Image: Ben Summer

Whitchurch school could expand services for pupils with additional needs

The city’s biggest Specialist Resource Base might be getting bigger

WHITCHURCH High School’s capacity for students with severe and complex learning needs could be about to expand by about a third.

Cardiff Council has launched a consultation on increasing the capacity of the school’s Specialist Resource Base from 70 pupils to 100.

SRBs provide extra support to children with additional learning needs within a mainstream school. Whitchurch High School’s is the largest in the city.

Sian Hopkins, chair of the school’s governing body, said: “The Governors at Whitchurch High School fully support the proposed increase.

“The SRB is an important and much-valued part of Whitchurch High School and shared activities and learning enriches the experiences of everyone at the school.”

The expansion would enhance the school’s inclusive teaching, reduce the distance that pupils in northern Cardiff have to travel to access specialist provision, and provide employment for additional specialist staff, according to the council’s consultation document.

Governors have also requested additional resources, including counselling spaces and external play facilities, to match the increase.

They also said they are used to accommodating a higher number of students in the SRB. Although the unit’s stated capacity is 70, it had 96 learners on record in October 2021.

In Estyn’s 2016 report on Whitchurch High School, inspectors said: “In the specialist resource base, staff know their pupils well and provide appropriate learning opportunities for them.

“[The SRB] offers an appropriate and stimulating environment designed to match the needs of the pupils who use the facility.”

The possible downsides are a small increase in traffic near the school, and the potential disruption to children who are unsettled by the building changing, which could be managed by staff.

Capacities of special schools and SRBs in Cardiff – Whitchurch has the highest capacity of all mainstream schools (Image: Cardiff Council)

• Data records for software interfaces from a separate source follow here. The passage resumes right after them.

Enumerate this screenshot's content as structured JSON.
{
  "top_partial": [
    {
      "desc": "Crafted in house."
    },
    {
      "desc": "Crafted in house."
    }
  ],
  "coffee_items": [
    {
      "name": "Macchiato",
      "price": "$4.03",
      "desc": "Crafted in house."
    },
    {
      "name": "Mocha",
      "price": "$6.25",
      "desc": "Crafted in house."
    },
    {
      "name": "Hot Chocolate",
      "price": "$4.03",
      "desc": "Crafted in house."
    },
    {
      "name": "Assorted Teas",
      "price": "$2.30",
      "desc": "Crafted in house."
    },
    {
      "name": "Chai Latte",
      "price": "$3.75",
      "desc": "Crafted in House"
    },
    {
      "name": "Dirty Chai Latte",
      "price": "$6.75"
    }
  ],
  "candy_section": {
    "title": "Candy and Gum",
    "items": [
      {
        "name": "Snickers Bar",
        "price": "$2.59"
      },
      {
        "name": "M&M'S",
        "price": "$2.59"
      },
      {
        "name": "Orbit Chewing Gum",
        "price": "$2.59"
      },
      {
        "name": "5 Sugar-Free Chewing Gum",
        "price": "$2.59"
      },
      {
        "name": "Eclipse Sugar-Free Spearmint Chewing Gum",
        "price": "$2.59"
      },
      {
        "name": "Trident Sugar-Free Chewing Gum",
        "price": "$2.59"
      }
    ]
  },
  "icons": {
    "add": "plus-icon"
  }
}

The decision reflects the five-year action plan published in 2018 by the Cardiff and Vale of Glamorgan Integrated Health and Social Care Partnership, which includes Cardiff Council and various health and care representatives.

The plan’s aims were to improve provision for children and young people with additional learning needs and improve access to support services.

The consultation document states that increasing SRB provision would not affect the standards of education at the school, or on teaching and learning experiences, overall.

The Education Endowment Foundation, a charity looking to close the gap in attainment for disadvantaged children, makes recommendations for special educational needs in mainstream schools. These include complementing group teaching with smaller-group and one-to-one sessions – services that SRBs can provide.

Members of the public can offer their views on the consultation by filling in the form, emailing, or writing to School Organisation Planning, Room 401, County Hall, Atlantic Wharf, Cardiff, CF10 4UW.

The consultation closes on Tuesday, February 1.